• Entries from a dataset of interfaces:
- Opening Delimiter -
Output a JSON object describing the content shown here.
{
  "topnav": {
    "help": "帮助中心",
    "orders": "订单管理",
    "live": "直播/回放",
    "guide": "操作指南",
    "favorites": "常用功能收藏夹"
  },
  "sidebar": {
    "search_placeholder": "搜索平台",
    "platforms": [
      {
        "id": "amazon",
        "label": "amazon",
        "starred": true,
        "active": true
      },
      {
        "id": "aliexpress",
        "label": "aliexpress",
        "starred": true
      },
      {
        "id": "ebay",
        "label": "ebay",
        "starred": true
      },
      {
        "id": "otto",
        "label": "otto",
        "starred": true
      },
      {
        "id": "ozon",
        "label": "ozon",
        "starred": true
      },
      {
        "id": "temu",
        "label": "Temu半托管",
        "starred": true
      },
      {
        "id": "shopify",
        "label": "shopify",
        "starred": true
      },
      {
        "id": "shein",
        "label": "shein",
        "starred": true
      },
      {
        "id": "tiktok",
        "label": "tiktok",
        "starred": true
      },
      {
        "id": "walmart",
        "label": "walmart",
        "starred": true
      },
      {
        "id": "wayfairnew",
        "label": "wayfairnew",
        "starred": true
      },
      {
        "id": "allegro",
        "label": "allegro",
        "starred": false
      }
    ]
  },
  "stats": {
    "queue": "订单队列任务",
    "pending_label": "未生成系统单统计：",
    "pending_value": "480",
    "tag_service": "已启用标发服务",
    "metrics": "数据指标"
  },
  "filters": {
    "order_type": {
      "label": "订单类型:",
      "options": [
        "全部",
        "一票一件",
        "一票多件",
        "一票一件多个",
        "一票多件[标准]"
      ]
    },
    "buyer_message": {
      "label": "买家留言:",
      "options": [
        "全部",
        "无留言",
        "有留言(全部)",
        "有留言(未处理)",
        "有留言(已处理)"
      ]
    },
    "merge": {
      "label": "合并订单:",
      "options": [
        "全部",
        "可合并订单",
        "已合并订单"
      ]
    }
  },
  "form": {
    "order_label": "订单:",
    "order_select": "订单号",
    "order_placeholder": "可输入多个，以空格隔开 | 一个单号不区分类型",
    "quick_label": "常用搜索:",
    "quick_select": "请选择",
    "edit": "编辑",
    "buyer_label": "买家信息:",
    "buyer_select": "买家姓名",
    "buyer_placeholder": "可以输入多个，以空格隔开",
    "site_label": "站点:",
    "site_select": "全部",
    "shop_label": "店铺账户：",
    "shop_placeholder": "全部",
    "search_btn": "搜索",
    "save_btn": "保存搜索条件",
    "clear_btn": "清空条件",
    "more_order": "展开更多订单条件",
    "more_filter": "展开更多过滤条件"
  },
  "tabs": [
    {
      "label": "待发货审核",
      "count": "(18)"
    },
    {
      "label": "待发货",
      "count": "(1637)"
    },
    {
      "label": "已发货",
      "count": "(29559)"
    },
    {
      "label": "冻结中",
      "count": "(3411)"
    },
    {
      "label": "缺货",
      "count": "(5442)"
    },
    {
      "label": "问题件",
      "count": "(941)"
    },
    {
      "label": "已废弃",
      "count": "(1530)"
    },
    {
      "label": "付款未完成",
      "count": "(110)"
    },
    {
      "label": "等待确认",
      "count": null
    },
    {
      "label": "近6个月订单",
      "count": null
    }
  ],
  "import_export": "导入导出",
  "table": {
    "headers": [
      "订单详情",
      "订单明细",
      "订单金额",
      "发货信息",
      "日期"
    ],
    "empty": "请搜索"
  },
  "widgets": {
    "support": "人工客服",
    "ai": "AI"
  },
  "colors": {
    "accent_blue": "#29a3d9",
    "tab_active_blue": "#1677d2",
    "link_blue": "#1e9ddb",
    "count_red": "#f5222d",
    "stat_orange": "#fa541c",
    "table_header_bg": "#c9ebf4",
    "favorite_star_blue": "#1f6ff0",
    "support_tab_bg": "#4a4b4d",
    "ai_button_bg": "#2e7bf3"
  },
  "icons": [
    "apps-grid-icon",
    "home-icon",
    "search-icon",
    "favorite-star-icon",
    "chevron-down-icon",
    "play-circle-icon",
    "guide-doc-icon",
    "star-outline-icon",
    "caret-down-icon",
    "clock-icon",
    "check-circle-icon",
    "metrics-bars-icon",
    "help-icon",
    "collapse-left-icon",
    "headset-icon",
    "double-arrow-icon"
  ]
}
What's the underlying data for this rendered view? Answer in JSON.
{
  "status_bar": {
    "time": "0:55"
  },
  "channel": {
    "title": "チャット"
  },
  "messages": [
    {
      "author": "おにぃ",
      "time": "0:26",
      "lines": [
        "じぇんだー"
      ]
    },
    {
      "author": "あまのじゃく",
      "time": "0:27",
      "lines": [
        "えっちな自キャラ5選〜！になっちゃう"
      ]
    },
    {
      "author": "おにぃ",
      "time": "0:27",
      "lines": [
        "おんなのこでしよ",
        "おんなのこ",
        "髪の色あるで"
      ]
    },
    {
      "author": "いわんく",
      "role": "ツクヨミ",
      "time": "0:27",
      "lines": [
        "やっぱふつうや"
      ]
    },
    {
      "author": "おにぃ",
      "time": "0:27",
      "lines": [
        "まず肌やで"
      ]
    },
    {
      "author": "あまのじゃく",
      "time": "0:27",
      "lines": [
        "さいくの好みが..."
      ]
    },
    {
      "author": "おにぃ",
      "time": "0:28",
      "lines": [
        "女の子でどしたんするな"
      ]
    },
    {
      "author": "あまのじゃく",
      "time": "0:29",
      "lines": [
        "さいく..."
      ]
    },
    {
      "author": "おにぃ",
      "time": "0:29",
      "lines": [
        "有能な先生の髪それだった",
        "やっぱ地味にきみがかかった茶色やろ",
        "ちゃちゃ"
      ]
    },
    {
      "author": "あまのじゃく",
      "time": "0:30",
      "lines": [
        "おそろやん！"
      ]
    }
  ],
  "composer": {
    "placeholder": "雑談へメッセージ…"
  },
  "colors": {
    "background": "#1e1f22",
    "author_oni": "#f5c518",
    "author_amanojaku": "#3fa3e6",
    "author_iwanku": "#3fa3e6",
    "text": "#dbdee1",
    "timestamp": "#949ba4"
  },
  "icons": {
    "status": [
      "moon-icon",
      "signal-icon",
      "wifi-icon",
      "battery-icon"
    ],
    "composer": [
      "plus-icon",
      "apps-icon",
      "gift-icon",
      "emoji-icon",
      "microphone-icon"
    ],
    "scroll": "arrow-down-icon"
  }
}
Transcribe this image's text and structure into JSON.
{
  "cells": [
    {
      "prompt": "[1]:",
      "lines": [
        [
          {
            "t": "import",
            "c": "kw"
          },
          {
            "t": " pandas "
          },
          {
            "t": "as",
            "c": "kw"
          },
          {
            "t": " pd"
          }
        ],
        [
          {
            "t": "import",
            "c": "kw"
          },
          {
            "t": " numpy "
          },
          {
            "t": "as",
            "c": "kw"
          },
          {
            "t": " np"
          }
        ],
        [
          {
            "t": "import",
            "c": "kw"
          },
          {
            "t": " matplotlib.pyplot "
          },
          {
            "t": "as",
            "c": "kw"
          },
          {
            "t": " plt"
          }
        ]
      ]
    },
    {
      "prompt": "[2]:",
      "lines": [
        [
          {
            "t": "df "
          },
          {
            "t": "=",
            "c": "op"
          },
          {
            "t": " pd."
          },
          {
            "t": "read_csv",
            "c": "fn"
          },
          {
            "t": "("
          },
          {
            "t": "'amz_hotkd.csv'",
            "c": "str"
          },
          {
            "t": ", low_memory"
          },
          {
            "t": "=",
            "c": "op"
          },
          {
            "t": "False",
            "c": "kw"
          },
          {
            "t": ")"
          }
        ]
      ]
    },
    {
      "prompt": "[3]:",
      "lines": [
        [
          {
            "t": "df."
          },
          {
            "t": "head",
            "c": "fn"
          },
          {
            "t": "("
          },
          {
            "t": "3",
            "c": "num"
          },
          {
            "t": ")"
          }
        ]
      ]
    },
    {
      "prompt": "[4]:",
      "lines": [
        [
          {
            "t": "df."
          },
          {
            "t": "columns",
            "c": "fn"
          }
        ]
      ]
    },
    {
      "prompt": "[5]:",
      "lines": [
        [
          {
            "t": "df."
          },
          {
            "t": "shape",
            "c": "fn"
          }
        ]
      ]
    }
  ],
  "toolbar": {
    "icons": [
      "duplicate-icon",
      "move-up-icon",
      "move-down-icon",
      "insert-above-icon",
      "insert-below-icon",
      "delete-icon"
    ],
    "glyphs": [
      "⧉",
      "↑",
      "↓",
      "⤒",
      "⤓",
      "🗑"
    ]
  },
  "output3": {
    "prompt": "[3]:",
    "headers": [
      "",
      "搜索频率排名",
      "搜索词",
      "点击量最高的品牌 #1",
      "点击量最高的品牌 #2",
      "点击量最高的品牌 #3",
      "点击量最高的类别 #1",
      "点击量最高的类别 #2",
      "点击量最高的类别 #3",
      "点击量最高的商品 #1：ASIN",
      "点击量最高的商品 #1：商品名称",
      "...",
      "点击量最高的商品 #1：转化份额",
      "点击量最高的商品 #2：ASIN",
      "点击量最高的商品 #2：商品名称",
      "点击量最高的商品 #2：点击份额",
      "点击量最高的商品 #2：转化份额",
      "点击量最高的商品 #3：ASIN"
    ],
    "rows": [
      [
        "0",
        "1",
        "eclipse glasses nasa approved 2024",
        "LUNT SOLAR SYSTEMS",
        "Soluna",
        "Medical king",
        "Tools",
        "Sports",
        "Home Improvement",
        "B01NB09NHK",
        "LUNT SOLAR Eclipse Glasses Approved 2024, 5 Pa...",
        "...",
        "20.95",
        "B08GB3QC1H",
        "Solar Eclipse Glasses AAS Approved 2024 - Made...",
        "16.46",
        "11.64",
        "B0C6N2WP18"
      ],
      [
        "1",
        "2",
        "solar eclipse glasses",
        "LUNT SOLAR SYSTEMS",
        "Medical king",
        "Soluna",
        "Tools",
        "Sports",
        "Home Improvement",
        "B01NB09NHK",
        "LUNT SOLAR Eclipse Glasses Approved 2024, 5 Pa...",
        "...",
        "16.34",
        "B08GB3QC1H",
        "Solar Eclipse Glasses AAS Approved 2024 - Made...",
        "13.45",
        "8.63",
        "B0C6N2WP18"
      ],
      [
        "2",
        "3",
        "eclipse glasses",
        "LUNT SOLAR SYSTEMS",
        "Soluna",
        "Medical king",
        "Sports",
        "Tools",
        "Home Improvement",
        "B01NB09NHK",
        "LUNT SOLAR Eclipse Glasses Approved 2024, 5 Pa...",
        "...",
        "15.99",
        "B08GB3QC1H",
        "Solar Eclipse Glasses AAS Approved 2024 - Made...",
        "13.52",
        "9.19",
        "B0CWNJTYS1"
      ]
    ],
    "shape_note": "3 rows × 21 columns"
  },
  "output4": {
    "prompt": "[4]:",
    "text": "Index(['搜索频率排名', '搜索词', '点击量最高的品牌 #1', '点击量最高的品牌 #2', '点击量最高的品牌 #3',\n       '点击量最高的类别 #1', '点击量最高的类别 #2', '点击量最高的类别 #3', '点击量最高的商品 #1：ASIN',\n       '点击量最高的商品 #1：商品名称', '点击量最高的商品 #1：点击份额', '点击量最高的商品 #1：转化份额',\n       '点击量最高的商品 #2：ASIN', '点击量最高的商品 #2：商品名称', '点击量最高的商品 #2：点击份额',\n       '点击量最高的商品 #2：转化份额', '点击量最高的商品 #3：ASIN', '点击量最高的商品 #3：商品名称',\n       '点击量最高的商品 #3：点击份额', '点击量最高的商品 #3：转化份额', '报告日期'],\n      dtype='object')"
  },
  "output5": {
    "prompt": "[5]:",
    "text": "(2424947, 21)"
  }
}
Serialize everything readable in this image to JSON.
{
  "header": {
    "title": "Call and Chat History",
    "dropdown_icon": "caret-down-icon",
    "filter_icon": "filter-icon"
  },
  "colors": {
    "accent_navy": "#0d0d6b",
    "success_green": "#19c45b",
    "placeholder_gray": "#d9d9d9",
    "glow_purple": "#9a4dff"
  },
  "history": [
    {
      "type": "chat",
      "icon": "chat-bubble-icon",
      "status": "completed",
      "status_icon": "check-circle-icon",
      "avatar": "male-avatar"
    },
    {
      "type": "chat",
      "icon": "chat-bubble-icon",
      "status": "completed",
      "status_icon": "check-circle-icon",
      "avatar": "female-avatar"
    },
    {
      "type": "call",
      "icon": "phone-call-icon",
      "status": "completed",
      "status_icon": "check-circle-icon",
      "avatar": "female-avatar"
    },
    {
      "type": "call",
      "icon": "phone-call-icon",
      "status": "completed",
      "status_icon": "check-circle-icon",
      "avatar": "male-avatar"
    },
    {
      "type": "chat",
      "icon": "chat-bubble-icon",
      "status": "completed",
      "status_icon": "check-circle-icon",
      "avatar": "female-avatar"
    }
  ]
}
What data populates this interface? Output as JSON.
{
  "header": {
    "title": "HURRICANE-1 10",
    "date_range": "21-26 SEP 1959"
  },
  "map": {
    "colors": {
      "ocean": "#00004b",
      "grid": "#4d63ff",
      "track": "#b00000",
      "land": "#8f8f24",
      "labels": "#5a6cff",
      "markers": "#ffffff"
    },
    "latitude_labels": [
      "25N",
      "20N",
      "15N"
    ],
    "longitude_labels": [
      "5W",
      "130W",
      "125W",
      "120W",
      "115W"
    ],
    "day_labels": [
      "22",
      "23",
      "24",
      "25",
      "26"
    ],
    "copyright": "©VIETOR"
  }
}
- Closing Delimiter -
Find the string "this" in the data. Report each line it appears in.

What's the underlying data for this rendered view? Answer in JSON.
Transcribe this image's text and structure into JSON.
Serialize everything readable in this image to JSON.
What data populates this interface? Output as JSON.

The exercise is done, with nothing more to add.